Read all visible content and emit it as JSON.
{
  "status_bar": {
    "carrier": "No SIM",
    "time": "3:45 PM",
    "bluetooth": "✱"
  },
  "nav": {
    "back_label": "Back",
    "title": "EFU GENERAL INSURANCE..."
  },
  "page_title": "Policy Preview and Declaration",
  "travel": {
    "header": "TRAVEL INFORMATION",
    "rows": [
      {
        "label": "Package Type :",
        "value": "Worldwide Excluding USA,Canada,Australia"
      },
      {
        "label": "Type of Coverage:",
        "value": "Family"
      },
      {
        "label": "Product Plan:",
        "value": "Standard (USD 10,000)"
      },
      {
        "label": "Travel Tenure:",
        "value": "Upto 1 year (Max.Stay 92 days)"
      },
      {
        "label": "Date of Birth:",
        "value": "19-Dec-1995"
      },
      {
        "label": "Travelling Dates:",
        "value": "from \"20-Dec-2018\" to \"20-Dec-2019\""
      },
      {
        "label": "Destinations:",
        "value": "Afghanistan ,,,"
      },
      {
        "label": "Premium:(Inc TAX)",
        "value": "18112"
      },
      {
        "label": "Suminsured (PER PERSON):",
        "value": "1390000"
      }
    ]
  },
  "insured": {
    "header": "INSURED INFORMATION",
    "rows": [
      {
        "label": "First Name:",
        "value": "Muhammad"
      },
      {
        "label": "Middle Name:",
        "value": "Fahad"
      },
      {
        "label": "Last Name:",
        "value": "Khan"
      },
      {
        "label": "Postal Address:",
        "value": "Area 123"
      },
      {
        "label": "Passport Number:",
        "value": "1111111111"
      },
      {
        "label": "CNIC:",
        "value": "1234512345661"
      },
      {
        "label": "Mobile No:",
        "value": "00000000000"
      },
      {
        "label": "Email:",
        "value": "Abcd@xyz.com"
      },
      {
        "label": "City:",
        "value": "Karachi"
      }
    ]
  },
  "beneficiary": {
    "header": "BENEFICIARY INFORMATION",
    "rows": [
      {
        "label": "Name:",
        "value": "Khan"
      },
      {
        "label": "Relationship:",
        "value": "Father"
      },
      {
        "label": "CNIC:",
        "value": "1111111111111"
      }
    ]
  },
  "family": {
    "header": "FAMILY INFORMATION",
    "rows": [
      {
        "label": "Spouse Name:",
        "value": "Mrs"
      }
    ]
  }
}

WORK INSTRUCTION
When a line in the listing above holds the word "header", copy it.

EXERCISE RESULT
    "header": "TRAVEL INFORMATION",
    "header": "INSURED INFORMATION",
    "header": "BENEFICIARY INFORMATION",
    "header": "FAMILY INFORMATION",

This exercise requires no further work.